Category Archives: Politics

News Article: If you’re a poor person in America, Trump’s budget is not for you

News Article: Steven Mufson and Tracy Jan, If you’re a poor person in America, Trump’s budget is not for you, Washington Post (Mar. 16, 2017).

News Article: How the Rich Gain and the Poor Lose Under the Republican Health Care Plan

News Article: Haeyoun Park & Margaret Sanger-Katz, How the Rich Gain and the Poor Lose Under the Republican Health Care Plan, N.Y. Times (w/charts).

Blog Post: What happens to poor people if there is no affordable legal aid?

Blog Post: Kendra Allen, What happens to poor people if there is no affordable legal aid?, The Daily Wrag (Mar. 21, 2017).

 

 

Blog Post: Why I — and Legal Aid — Stand in Solidarity with LSC

Blog Post: Rachel Rintelmann, Why I — and Legal Aid — Stand in Solidarity with LSC, Making Justice Real blog (Mar. 17, 2017).

News Article: Trump administration considers $6 billion cut to HUD budget

News Article: Jose A. DelReal, Trump administration considers $6 billion cut to HUD budget, Washington Post (Mar. 8, 2017).

 

News Article: Who Wins and Who Loses Under Republicans’ Health Care Plan

News Article: Kevin Quealy & Margot Sanger-KatzWho Wins and Who Loses Under Republicans’ Health Care Plan, N.Y. Times (Mar. 8, 2017). [w/charts]

News Article: Trump Budget Proposal Reflects Working-Class Resentment of the Poor

News Article: Eduardo Porter, Trump Budget Proposal Reflects Working-Class Resentment of the Poor, N.Y. Times (Mar. 7, 2017).

Article: Between Indigence, Islamophobia, and Erasure: Poor and Muslim in “War on Terror” America

Article: Khaled H. Beydoun, Between Indigence, Islamophobia, and Erasure: Poor and Muslim in “War on Terror” America, 104 Cal. L. Rev. 1463 (2016).

Nearly half of the Muslim American population is interlocked between indigence and “Islamophobia,” or anti-Muslim animus.

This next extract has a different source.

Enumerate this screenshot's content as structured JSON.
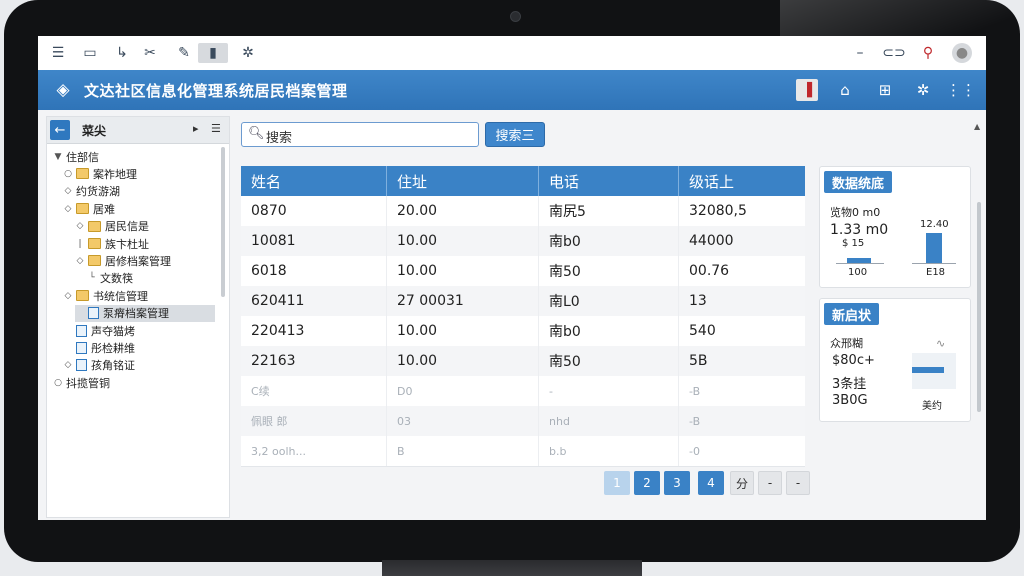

Of the estimated eight million Muslim Americans, 45 percent of this population earns a household income less than $30,000 per year. While this statistic clashes with pervasive stereotyping of Muslim Americans as middle class, economically upwardly mobile, or opulently wealthy, it does correspond with the legal poverty line in the United States.

Since the September 11th terrorist attacks (9/11), the legal literature analyzing national security, anti-terror policies, and Muslim American civil liberties has been prolific. The emergence of “counterradicalization” policing within Muslim American communities drives this scholarly interest forward. However, since 9/11, Muslim Americans have been framed as similarly situated victims within legal literature. As a result, this body of scholarship fails to closely examine vulnerable indigent and working-class spaces where public and private Islamophobia is disproportionately unleashed. This failure compounds the injuries Muslim Americans already suffer.

This Essay intervenes to examine these liminal and overlooked spaces where indigence and Islamophobia collide. In turn, it highlights how the convergence of poverty, religious profiling and prosecution, and mounting counter radicalization policing disparately impact Muslim America’s most vulnerable demographic amid the still-escalating War on Terror.

Article: Student Debt and Higher Education Risk

Article: Jonathan D. Glater, Student Debt and Higher Education Risk, 103 Cal. L. Rev. 1561 (2015).

To borrow for college is to take a risk. Indebted students may not earn enough to repay their loans after they graduate or, worse, may fail to graduate at all. For students who cannot pay for college without borrowing, this risk is both a disincentive and a penalty. Greater risk undermines the efficacy of federal financial aid policy that seeks to promote access to higher education. This Essay situates education borrowing within a larger cultural and political trend toward placing risk on individuals and criticizes this development for its failure to achieve any of the typical goals of legislation that allocates risk—such as prevention of moral hazard or other, particular public policy outcomes.

The Essay describes dramatic increases in student borrowing and explains the negative effects of greater reliance on debt, which increases the risk of investing in higher education. The Essay contends that recognizing student debt as a mechanism that transfers risk bolsters criticisms of increased borrowing and provides a consistent way to evaluate aid policy. The Essay outlines an insurance regime as the logical response to undesirable or unmanageable risk. Such a regime would preserve access to higher education and mitigate the danger of borrowing for college.

News Article: Democrats can’t win until they recognize how bad Obama’s financial policies were

News Article: Matt Stoller, Democrats can’t win until they recognize how bad Obama’s financial policies were, Washington Post (Jan. 12, 2017).